I’m sure we’ve all heard of the Good News Club – those purveyors of putrid purloined mythology. It’s enough to gag the more rational among us.
This week’s gem is about…advocating genocide
The Good News Club, an after-school club sponsored by a group called the Child Evangelism Fellowship (CEF), is offering bible lessons to public school children that include the biblical story of God telling Saul to kill the godless Amalekites.
In the bible, 1 Samuel (15:3) says: “Now go, attack the Amalekites, and totally destroy all that belongs to them. Do not spare them; put to death men and women, children and infants, cattle and sheep, camels and donkeys.”
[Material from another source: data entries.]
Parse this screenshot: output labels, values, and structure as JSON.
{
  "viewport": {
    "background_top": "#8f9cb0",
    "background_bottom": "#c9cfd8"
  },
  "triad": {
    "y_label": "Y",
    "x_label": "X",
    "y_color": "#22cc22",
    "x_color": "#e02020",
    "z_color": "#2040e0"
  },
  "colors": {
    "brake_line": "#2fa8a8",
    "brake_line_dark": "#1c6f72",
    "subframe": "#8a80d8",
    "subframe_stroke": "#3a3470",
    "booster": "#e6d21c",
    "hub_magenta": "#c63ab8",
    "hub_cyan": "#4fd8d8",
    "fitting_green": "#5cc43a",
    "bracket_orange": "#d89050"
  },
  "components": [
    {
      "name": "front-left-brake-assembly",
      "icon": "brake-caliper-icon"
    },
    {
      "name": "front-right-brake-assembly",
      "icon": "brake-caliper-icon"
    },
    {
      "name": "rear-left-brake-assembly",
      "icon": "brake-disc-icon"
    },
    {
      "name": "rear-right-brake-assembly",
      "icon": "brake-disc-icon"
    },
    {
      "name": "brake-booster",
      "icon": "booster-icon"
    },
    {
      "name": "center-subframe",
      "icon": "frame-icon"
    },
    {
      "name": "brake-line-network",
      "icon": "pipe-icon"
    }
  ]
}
So it’s not enough to wipe out everyone down to the last infant, but their livestock is also under suspicion of…what? ‘Godlessness?’.
However, some people are concerned that this story will teach genocide to children, as various faiths have tried to use it to justify violent acts, reports the U.K. Guardian.
Insert ‘Abramanic’ in between ‘various’ and ‘faiths’. Oh, but wait: we can’t offend the little weirdoes, can we?
On their web site, the CEF says: “As with all CEF ministries, the purpose of Good News Club is to evangelize boys and girls with the Gospel of the Lord Jesus Christ and establish (disciple) them in the Word of God and in a local church for Christian living.”
Polluting their brains, you mean.
There over 3,000 clubs in public schools, since a 2001 Supreme Court ruling, which said that the Good News Clubs can meet in public schools in the United States after school hours on the same terms as other community groups. The kids are not required to go to the Good News Clubs and need parental permission to attend.
One can only hope that decent intelligent parents will say ‘no’.
Beyond the biblical teaching, are follow up questions that disturb critics.
‘Beyond the biblical teaching’? This is the problem with accommodating these throwbacks: the bible is a load of shit, plain and simple.
The CEF instruction manual reportedly states: “The Amalekites had heard about Israel’s true and living God many years before, but they refused to believe in him. The Amalekites refused to believe in God and God had promised punishment.”
Translation: the head priests made some shit up, and stoked up the rabble to go after the malcontents. The Amalekites were Semitic, after all.
“If you are asked to do something, how much of it do you need to do before you can say, ‘I did it!’? If only Saul had been willing to seek God for strength to obey!”
Translation: if only old Saul had been a teeny weeny more psychotic!
A review question in the text adds: “How did King Saul only partly obey God when he attacked the Amalekites? [He did not completely destroy as God had commanded, he kept the king and some of the animals alive.]”
This is one of those items that I find truly frightening about religious people. Many many years ago (when I was studying the bible, and was giving some thought to actually ‘converting, another long story in and of itself), I started having some serious ethical doubts about the ‘holy’ book, specifically about the slaughter of the Canaanites. So I called my BAC buddy, and asked him. “Oh,” he tossed off casually, “that’s easy. The Canaanites were people of loose morality – they had too much sex with complete strangers.” (That’s not verbatim, loose paraphrase, but close enough.) I got off the phone, thought about it, and recoiled inwardly in horror. Because it’s a lousy excuse.
In the case of the Amalekites, the Talmud/Torah talks about this tribe constantly attacking and assaulting the Israelites on a regular basis. So this ‘hey gawd told us to’ is just a cover for exterminating the bad guys.
If they really were, that is. Historical analysis and comparisons between the facts and the fables show that the Talmud is a load of shit. Almost everything in it is wrong. It’s a chronicle of a bunch of barbarians patting themselves on their collective backs and making up a lot of fish stories.
Or to put it in context: it’s all mishegas.
Till the next post, then.